Leads Targets (Template)
This is your goal for monthly gross revenue—the total amount of money you'd like to see coming into your business, before any expenses. It's best to set this as the target for this upcoming month, and to make it as accurate as possible: there's plenty of room to be ambitious about where you'd like to end up with the 'Growth Rate' metric, so don't stress.
Your business may vary—perhaps you only have one offering, or maybe you have several price points that you offer. For simplicity, we're going to focus on just 2 average price points for this model: small and large. If you have past data on these points, lean on those—it will help keep your estimates accurate and therefore as useful as possible.
For example: If I'm a website designer, I might have two projects that I commonly engage with. 1) A quick website cleanup/fixup, billed at $750; and a larger full-scale build, billed at $4,000. These will have different times attached, and different conversion rates also, so in the above model we can separate these offerings for better accuracy.
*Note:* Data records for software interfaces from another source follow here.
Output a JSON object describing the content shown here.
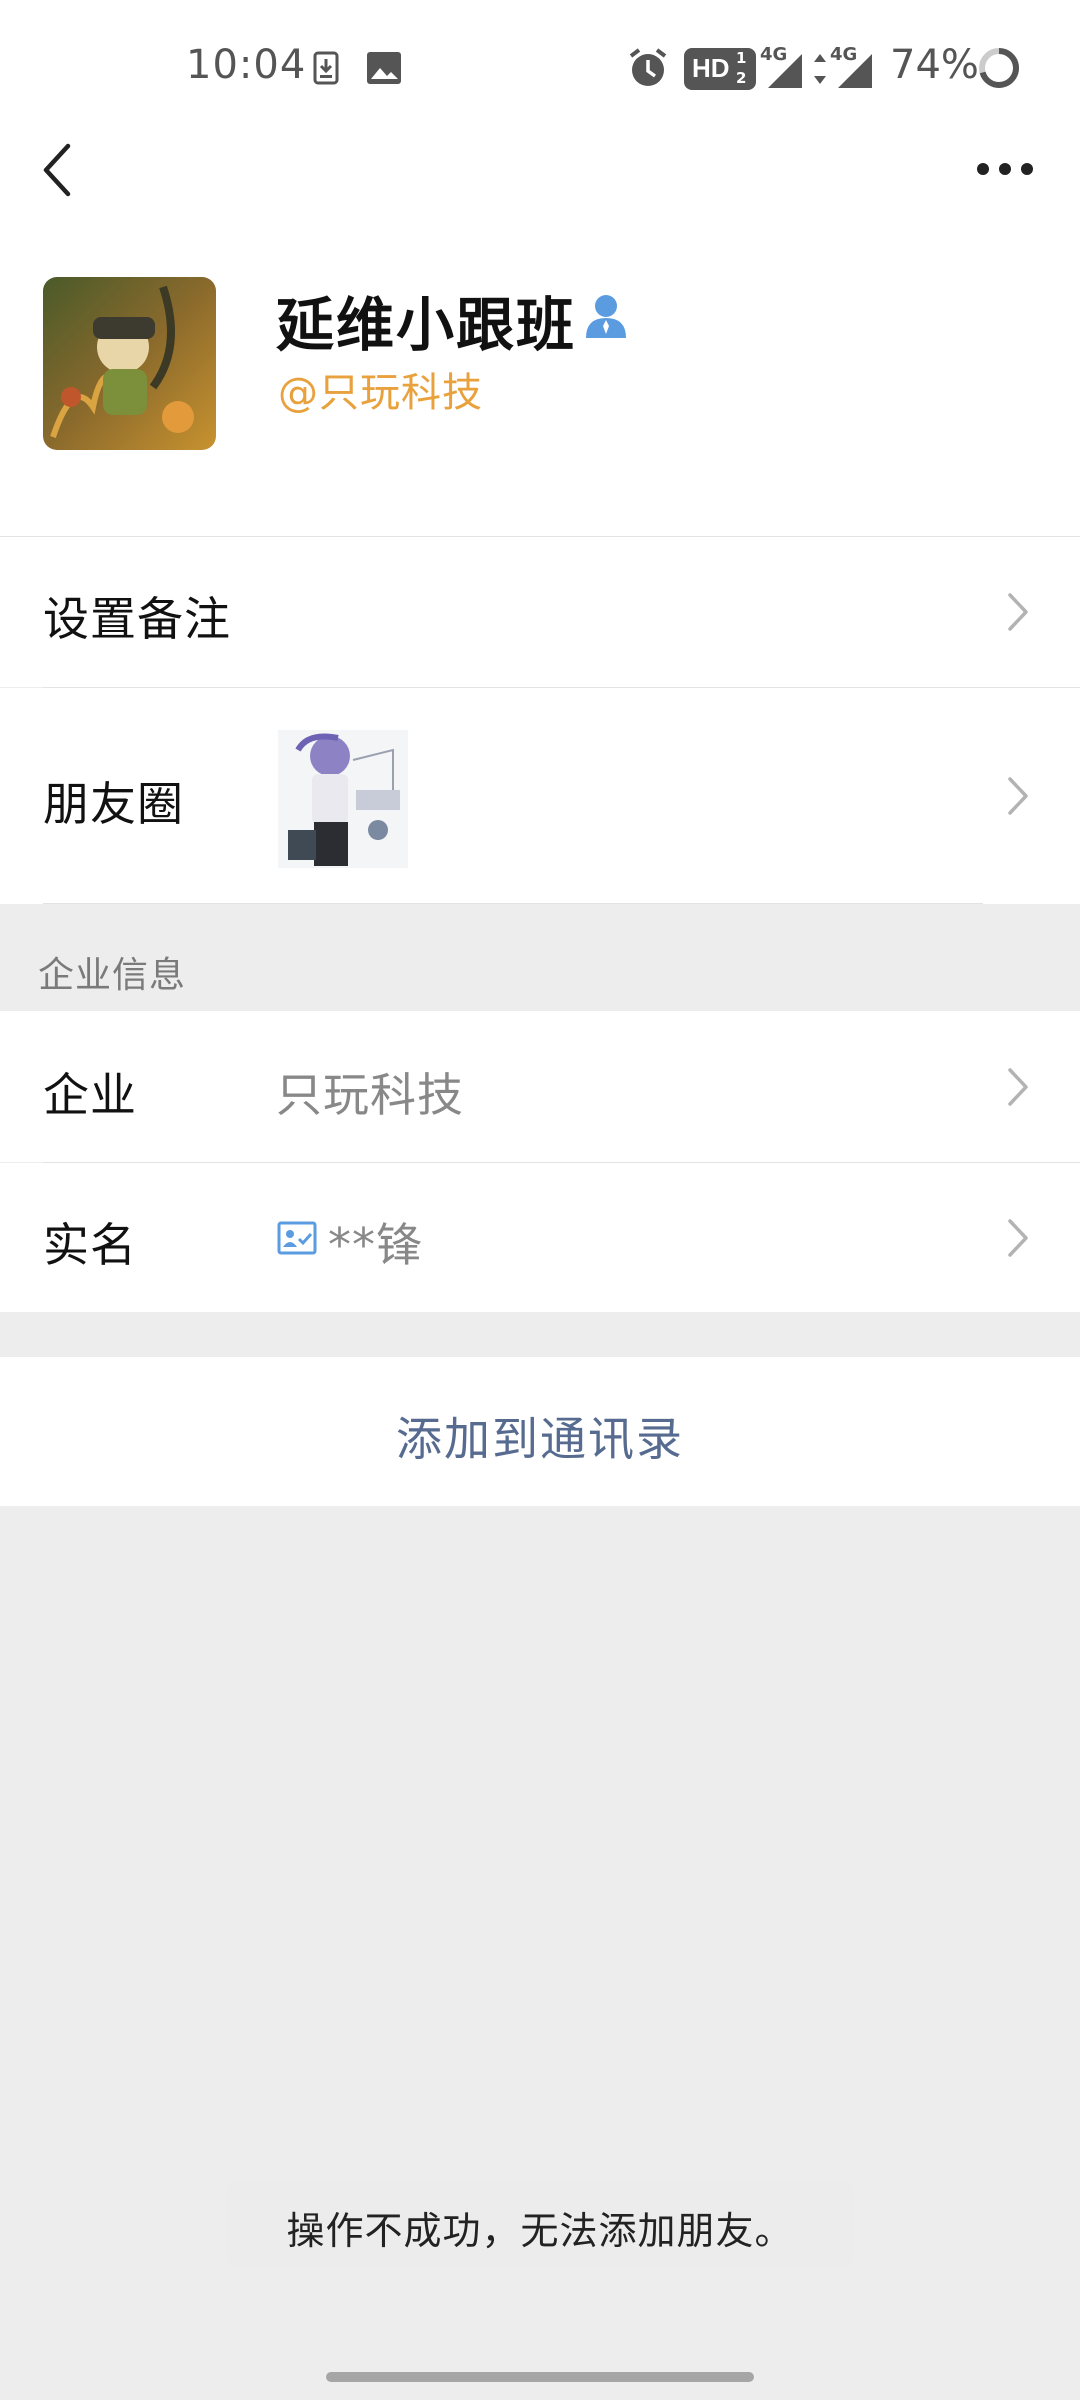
{
  "status_bar": {
    "time": "10:04",
    "battery_percent": "74%",
    "icons": [
      "download-icon",
      "image-icon",
      "alarm-icon",
      "hd-badge-icon",
      "signal-4g-icon",
      "signal-4g-icon",
      "battery-ring-icon"
    ],
    "hd_label": "HD",
    "network": "4G"
  },
  "nav": {
    "back_icon": "chevron-left-icon",
    "more_icon": "more-dots-icon"
  },
  "profile": {
    "name": "延维小跟班",
    "corp_tag": "@只玩科技",
    "name_icon": "person-icon"
  },
  "rows": {
    "remark_label": "设置备注",
    "moments_label": "朋友圈"
  },
  "enterprise_section": {
    "title": "企业信息",
    "company_label": "企业",
    "company_value": "只玩科技",
    "realname_label": "实名",
    "realname_value": "**锋",
    "realname_icon": "id-card-icon"
  },
  "actions": {
    "add_contact": "添加到通讯录"
  },
  "toast": {
    "message": "操作不成功，无法添加朋友。"
  },
  "colors": {
    "accent_orange": "#e8a13c",
    "link_blue": "#566b8f",
    "background_gray": "#ededed"
  }
}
This is the rate at which you'd like to see your business grow month over month. Keep in mind that just a 2% month over month sees roughly a 27% increase over 12 months (which is, of course, quite ambitious the higher you go)—that is, if your target was '$1,000' in January, with just a 2% growth rate, your target would be about '$1,270' for December.
This, too, follows a month-over-month curve (though you don't need to literally raise your prices every month). However, if you did want to steadily raise the pricetag attached to your services, this is a variable you can adjust—you'll notice that as you raise the price, naturally the number of projects needed / month goes down, as does the number of leads needed.
These are the respective rates at which you currently (or expect to) convert leads into active clients. If you don't have a good intuition or estimate for this, you can reference the model at the bottom of this page for help.
This is an important one. It's where you get some reward for all the hard work you're doing each month accumulating leads—and it's where you account for tapping into your existing pipeline. When we say 'renewed contact', we simply mean a lead which either: A) Rejected a previous proposal; B) Wasn't ready to speak yet; or C) Didn't respond, but you have reason they may still, then goes on to engage and become a live lead once again.
How you determine this number might be slightly more art than science, but the punchline is this: the larger your contacts list, the higher the number of renewed contacts you're likely to have access to. While this is on a diminishing curve, it is still an important piece of any healthy leads pipeline.
This is a variable which describes your acceptance rate of offers made. There are multiple reasons to reject an offer made—sometimes the timing is off and we can't onboard the project, sometimes we change our mind, or sometimes we don't think the client will be a good fit. Giving an acceptance rate that isn't 100% simply means we have some wiggle room to be selective in which projects we actually onboard.
Happy clients are more likely to refer (and, of course, they're even more likely to refer when you give them good reason to refer: so don't forget that, either!). Your input here will influence the total referrals count, and thereby either increase or decrease the number of outbound leads needed each month.
This is pretty much as it sounds—wherever you are now, starting this process, input your current viable contact list. This list will grow month over month with each new leads prospected and contacted.
Leads Targets (Template)